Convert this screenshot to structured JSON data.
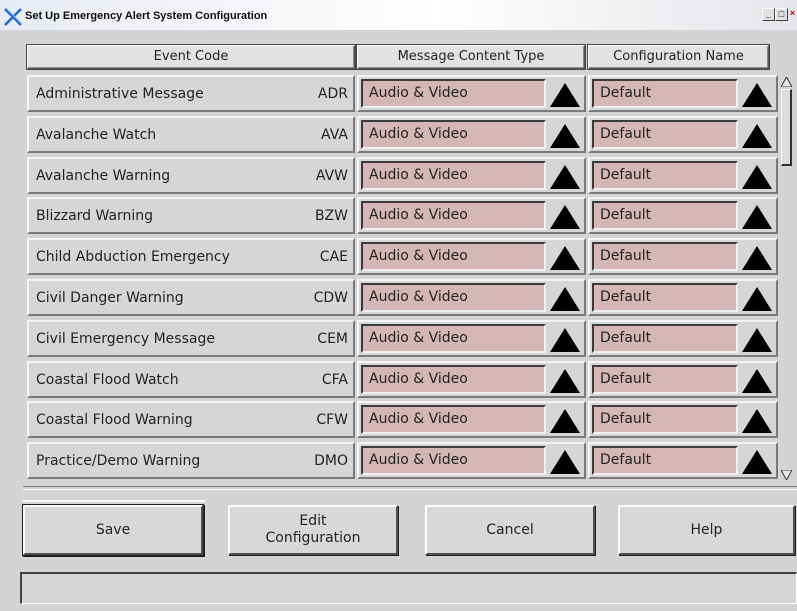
{
  "window": {
    "title": "Set Up Emergency Alert System Configuration",
    "minimize_label": "_",
    "maximize_label": "□",
    "close_label": "×"
  },
  "table": {
    "headers": {
      "event": "Event Code",
      "content": "Message Content Type",
      "config": "Configuration Name"
    },
    "rows": [
      {
        "name": "Administrative Message",
        "code": "ADR",
        "content": "Audio & Video",
        "config": "Default"
      },
      {
        "name": "Avalanche Watch",
        "code": "AVA",
        "content": "Audio & Video",
        "config": "Default"
      },
      {
        "name": "Avalanche Warning",
        "code": "AVW",
        "content": "Audio & Video",
        "config": "Default"
      },
      {
        "name": "Blizzard Warning",
        "code": "BZW",
        "content": "Audio & Video",
        "config": "Default"
      },
      {
        "name": "Child Abduction Emergency",
        "code": "CAE",
        "content": "Audio & Video",
        "config": "Default"
      },
      {
        "name": "Civil Danger Warning",
        "code": "CDW",
        "content": "Audio & Video",
        "config": "Default"
      },
      {
        "name": "Civil Emergency Message",
        "code": "CEM",
        "content": "Audio & Video",
        "config": "Default"
      },
      {
        "name": "Coastal Flood Watch",
        "code": "CFA",
        "content": "Audio & Video",
        "config": "Default"
      },
      {
        "name": "Coastal Flood Warning",
        "code": "CFW",
        "content": "Audio & Video",
        "config": "Default"
      },
      {
        "name": "Practice/Demo Warning",
        "code": "DMO",
        "content": "Audio & Video",
        "config": "Default"
      }
    ]
  },
  "buttons": {
    "save": "Save",
    "edit_line1": "Edit",
    "edit_line2": "Configuration",
    "cancel": "Cancel",
    "help": "Help"
  },
  "status": {
    "text": ""
  },
  "colors": {
    "field_bg": "#d4b6b6",
    "panel_bg": "#d4d4d4"
  },
  "icons": {
    "app": "eas-x-icon",
    "dropdown": "triangle-up-icon",
    "scroll_up": "scroll-up-arrow-icon",
    "scroll_down": "scroll-down-arrow-icon"
  }
}
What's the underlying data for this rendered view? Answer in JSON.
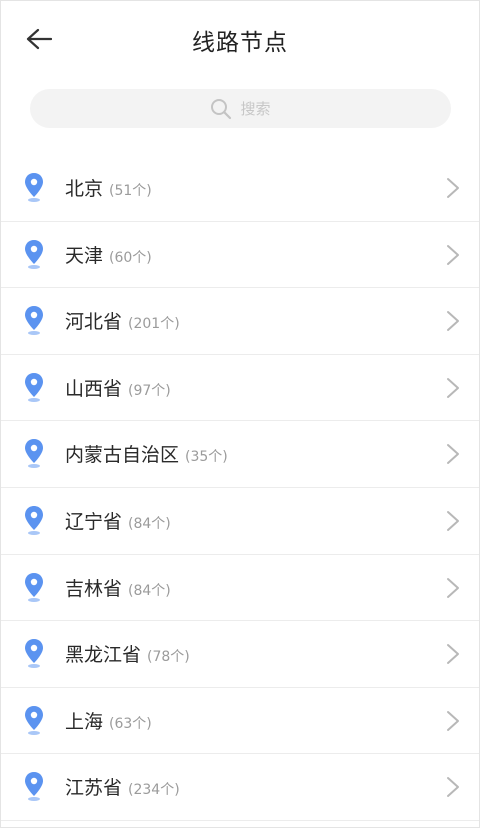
{
  "header": {
    "title": "线路节点",
    "back_icon": "arrow-left-icon"
  },
  "search": {
    "placeholder": "搜索",
    "icon": "search-icon"
  },
  "colors": {
    "pin": "#5b93f0",
    "pin_shadow": "#a9c7f7",
    "chevron": "#b8b8b8",
    "divider": "#ececec"
  },
  "regions": [
    {
      "name": "北京",
      "count": "(51个)"
    },
    {
      "name": "天津",
      "count": "(60个)"
    },
    {
      "name": "河北省",
      "count": "(201个)"
    },
    {
      "name": "山西省",
      "count": "(97个)"
    },
    {
      "name": "内蒙古自治区",
      "count": "(35个)"
    },
    {
      "name": "辽宁省",
      "count": "(84个)"
    },
    {
      "name": "吉林省",
      "count": "(84个)"
    },
    {
      "name": "黑龙江省",
      "count": "(78个)"
    },
    {
      "name": "上海",
      "count": "(63个)"
    },
    {
      "name": "江苏省",
      "count": "(234个)"
    }
  ]
}
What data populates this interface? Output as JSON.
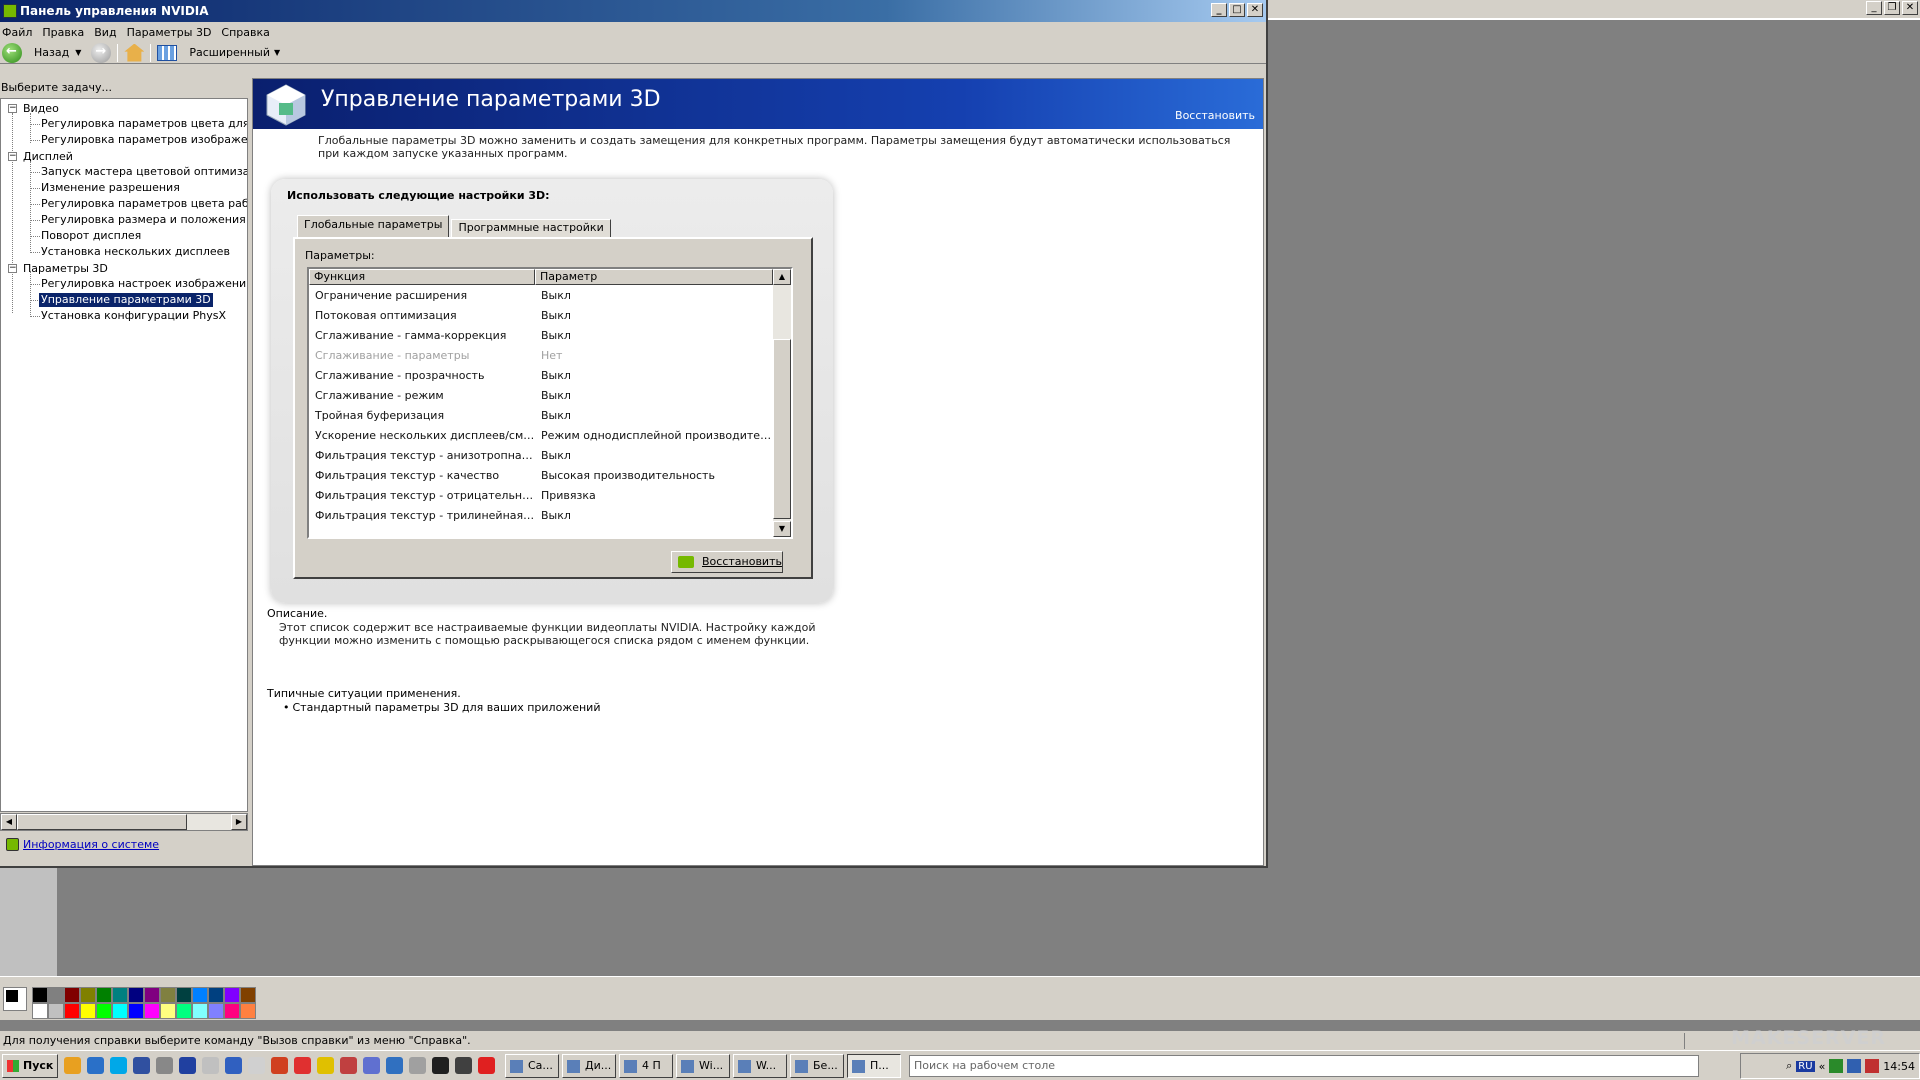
{
  "window": {
    "title": "Панель управления NVIDIA"
  },
  "menu": [
    "Файл",
    "Правка",
    "Вид",
    "Параметры 3D",
    "Справка"
  ],
  "toolbar": {
    "back_label": "Назад",
    "view_label": "Расширенный"
  },
  "sidebar": {
    "prompt": "Выберите задачу...",
    "groups": [
      {
        "label": "Видео",
        "items": [
          "Регулировка параметров цвета для вид",
          "Регулировка параметров изображения д"
        ]
      },
      {
        "label": "Дисплей",
        "items": [
          "Запуск мастера цветовой оптимизации",
          "Изменение разрешения",
          "Регулировка параметров цвета рабочег",
          "Регулировка размера и положения рабо",
          "Поворот дисплея",
          "Установка нескольких дисплеев"
        ]
      },
      {
        "label": "Параметры 3D",
        "items": [
          "Регулировка настроек изображения с пр",
          "Управление параметрами 3D",
          "Установка конфигурации PhysX"
        ]
      }
    ],
    "system_info": "Информация о системе"
  },
  "page": {
    "title": "Управление параметрами 3D",
    "restore_link": "Восстановить",
    "intro": "Глобальные параметры 3D можно заменить и создать замещения для конкретных программ. Параметры замещения будут автоматически использоваться при каждом запуске указанных программ.",
    "box_heading": "Использовать следующие настройки 3D:",
    "tabs": [
      "Глобальные параметры",
      "Программные настройки"
    ],
    "params_label": "Параметры:",
    "columns": [
      "Функция",
      "Параметр"
    ],
    "rows": [
      {
        "f": "Ограничение расширения",
        "v": "Выкл"
      },
      {
        "f": "Потоковая оптимизация",
        "v": "Выкл"
      },
      {
        "f": "Сглаживание - гамма-коррекция",
        "v": "Выкл"
      },
      {
        "f": "Сглаживание - параметры",
        "v": "Нет"
      },
      {
        "f": "Сглаживание - прозрачность",
        "v": "Выкл"
      },
      {
        "f": "Сглаживание - режим",
        "v": "Выкл"
      },
      {
        "f": "Тройная буферизация",
        "v": "Выкл"
      },
      {
        "f": "Ускорение нескольких дисплеев/смеша...",
        "v": "Режим однодисплейной производитель..."
      },
      {
        "f": "Фильтрация текстур - анизотропная оп...",
        "v": "Выкл"
      },
      {
        "f": "Фильтрация текстур - качество",
        "v": "Высокая производительность"
      },
      {
        "f": "Фильтрация текстур - отрицательное о...",
        "v": "Привязка"
      },
      {
        "f": "Фильтрация текстур - трилинейная опт...",
        "v": "Выкл"
      }
    ],
    "restore_button": "Восстановить",
    "description_label": "Описание.",
    "description": "Этот список содержит все настраиваемые функции видеоплаты NVIDIA. Настройку каждой функции можно изменить с помощью раскрывающегося списка рядом с именем функции.",
    "usage_label": "Типичные ситуации применения.",
    "usage_item": "Стандартный параметры 3D для ваших приложений"
  },
  "statusbar": {
    "text": "Для получения справки выберите команду \"Вызов справки\" из меню \"Справка\"."
  },
  "taskbar": {
    "start": "Пуск",
    "tasks": [
      "Са...",
      "Ди...",
      "4 П",
      "Wi...",
      "W...",
      "Бе...",
      "П..."
    ],
    "search_placeholder": "Поиск на рабочем столе",
    "lang": "RU",
    "clock": "14:54"
  },
  "watermark": "MAKESERVER",
  "palette": [
    "#000000",
    "#808080",
    "#800000",
    "#808000",
    "#008000",
    "#008080",
    "#000080",
    "#800080",
    "#808040",
    "#004040",
    "#0080ff",
    "#004080",
    "#8000ff",
    "#804000",
    "#ffffff",
    "#c0c0c0",
    "#ff0000",
    "#ffff00",
    "#00ff00",
    "#00ffff",
    "#0000ff",
    "#ff00ff",
    "#ffff80",
    "#00ff80",
    "#80ffff",
    "#8080ff",
    "#ff0080",
    "#ff8040"
  ]
}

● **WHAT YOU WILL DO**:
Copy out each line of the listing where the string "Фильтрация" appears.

● **ANSWER BELOW**:
        "f": "Фильтрация текстур - анизотропная оп...",
        "f": "Фильтрация текстур - качество",
        "f": "Фильтрация текстур - отрицательное о...",
        "f": "Фильтрация текстур - трилинейная опт...",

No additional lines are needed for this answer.